The turnover and degradation of collagen.


PMID 2998713

Abstract
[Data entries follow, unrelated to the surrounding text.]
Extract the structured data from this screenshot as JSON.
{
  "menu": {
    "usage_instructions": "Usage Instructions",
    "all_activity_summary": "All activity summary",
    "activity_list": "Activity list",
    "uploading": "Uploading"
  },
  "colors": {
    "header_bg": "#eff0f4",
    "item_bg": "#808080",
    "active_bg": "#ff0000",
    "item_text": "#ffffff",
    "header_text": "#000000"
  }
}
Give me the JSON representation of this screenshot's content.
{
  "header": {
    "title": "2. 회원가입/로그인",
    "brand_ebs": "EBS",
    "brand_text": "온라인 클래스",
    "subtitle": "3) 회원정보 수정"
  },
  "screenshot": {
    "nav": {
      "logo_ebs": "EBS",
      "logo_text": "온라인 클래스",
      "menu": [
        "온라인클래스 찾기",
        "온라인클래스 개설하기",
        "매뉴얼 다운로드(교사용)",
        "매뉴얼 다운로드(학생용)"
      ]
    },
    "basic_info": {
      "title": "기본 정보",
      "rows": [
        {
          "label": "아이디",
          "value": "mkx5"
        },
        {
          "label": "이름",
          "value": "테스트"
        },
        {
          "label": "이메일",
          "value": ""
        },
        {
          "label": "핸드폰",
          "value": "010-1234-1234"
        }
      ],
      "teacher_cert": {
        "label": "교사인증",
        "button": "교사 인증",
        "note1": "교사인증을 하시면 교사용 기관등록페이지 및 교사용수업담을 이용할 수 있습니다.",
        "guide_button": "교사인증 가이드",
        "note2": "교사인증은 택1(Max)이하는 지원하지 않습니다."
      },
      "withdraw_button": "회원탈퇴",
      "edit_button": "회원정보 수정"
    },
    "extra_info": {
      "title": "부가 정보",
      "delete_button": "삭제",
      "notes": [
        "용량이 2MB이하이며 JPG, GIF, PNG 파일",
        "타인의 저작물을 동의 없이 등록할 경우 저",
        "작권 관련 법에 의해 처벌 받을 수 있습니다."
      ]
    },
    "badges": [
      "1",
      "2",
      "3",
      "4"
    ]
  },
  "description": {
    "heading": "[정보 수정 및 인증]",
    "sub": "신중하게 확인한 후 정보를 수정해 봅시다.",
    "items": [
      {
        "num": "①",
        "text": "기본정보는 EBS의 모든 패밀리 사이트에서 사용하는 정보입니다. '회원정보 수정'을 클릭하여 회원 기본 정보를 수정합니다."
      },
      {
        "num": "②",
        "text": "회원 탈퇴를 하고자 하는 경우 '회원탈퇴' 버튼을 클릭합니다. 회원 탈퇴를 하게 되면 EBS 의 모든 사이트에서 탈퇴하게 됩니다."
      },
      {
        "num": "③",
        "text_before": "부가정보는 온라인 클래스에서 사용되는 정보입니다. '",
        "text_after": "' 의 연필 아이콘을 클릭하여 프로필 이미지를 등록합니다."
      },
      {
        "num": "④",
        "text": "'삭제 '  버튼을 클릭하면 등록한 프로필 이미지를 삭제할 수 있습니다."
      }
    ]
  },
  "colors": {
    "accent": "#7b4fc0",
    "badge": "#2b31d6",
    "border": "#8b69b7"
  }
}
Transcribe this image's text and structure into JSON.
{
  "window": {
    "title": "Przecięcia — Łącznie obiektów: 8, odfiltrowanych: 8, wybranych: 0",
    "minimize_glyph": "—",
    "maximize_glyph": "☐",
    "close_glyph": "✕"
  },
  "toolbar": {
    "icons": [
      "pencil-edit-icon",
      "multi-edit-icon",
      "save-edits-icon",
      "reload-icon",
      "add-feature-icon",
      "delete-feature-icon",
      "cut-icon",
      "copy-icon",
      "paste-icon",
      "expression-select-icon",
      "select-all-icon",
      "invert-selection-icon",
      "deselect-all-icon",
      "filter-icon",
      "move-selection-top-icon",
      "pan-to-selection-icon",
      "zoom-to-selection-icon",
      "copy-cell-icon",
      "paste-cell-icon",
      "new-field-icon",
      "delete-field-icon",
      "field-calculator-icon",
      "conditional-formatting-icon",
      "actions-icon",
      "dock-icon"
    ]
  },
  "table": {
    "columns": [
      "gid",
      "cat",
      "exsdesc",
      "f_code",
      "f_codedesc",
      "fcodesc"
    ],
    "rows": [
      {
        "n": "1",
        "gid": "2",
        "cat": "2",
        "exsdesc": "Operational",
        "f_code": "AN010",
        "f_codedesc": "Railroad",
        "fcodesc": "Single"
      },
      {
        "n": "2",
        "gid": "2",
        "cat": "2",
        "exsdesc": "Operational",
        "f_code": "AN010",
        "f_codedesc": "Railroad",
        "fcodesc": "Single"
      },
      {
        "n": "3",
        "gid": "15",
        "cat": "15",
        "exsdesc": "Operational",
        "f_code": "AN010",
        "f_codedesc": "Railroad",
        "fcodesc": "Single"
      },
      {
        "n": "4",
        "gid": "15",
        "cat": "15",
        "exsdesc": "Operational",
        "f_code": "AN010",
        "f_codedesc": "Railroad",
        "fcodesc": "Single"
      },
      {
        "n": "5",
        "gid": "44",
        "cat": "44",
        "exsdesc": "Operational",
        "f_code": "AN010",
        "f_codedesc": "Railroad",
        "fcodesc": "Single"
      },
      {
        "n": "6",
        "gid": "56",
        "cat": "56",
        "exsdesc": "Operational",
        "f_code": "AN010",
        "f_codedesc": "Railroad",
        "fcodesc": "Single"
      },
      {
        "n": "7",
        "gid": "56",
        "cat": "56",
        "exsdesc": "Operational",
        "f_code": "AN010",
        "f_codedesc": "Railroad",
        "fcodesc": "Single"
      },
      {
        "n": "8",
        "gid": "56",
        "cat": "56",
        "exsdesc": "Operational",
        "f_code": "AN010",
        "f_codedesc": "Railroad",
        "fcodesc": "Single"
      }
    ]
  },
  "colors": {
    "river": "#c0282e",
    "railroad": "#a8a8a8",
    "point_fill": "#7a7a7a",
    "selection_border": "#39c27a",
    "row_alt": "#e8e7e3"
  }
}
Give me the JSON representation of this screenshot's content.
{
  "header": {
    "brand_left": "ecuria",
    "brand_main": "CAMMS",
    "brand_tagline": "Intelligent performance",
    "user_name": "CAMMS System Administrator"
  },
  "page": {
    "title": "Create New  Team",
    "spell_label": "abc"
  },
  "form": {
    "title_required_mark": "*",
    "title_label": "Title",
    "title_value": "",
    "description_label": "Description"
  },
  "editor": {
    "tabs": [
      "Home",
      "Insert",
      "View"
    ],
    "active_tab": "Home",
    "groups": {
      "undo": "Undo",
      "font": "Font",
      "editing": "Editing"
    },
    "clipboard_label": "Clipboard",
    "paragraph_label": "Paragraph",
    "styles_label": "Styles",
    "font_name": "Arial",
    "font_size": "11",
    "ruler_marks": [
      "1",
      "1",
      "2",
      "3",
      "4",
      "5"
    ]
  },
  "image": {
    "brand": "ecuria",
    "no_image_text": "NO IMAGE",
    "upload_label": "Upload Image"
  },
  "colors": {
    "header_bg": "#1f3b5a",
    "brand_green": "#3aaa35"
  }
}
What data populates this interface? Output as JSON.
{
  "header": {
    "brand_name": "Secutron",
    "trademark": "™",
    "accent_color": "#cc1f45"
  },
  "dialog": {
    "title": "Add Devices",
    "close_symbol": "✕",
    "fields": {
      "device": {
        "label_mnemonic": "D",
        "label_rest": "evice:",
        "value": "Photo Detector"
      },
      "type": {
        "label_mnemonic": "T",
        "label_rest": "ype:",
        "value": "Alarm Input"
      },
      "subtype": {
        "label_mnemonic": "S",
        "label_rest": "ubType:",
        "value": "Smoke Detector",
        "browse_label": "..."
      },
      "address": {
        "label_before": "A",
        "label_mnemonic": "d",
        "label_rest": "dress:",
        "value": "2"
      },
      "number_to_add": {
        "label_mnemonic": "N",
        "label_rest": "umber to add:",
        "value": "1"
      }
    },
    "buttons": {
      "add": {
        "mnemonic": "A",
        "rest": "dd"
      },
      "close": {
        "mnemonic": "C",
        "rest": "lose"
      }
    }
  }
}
The interstitial collagens are degraded predominantly extracellularly, by specific collagenases (metalloproteinases) capable of cleaving the helical region across the three chains at a similar locus, solubilizing the cleaved products from the fibril. Other neutral proteinases may also function in this role by cleaving near cross-links in the fibril. Collagen type, molecular aggregation and small changes in temperature all markedly affect rates of collagenolysis in the fibril. Regulation of collagenolysis is also modulated at the levels of (1) cellular production of latent collagenase (procollagenase), (2) activation of latent collagenase, and (3) production of collagenase inhibitors. Fibroblastic cells and certain macrophages are probably the predominant sources of collagenases in inflammation; an enzyme in polymorphonuclear leucocytes (neutrophils) is distinct from the tissue enzyme. Molecules such as mononuclear cell factor (MCF), homologous with interleukin 1, which augment cellular collagenase production in inflammation, are derived from monocytes. The mechanisms of augmented collagenase production involve new protein synthesis and, if this augmentation is analogous to that produced by urate crystals, it is probably associated with increased levels of procollagenase mRNA. MCF production is itself controlled by products of lymphocytes as well as by interactions of monocytes with the Fc portion of immunoglobulins and components of the extracellular matrix. Activation of latent (pro)collagenase probably occurs in vivo through the action of neutral proteinases such as plasmin (through plasminogen activator). These effects may be indirect and exerted through proteolytic activation of a procollagenase activator. Tissue inhibitors act to regulate the active collagenase.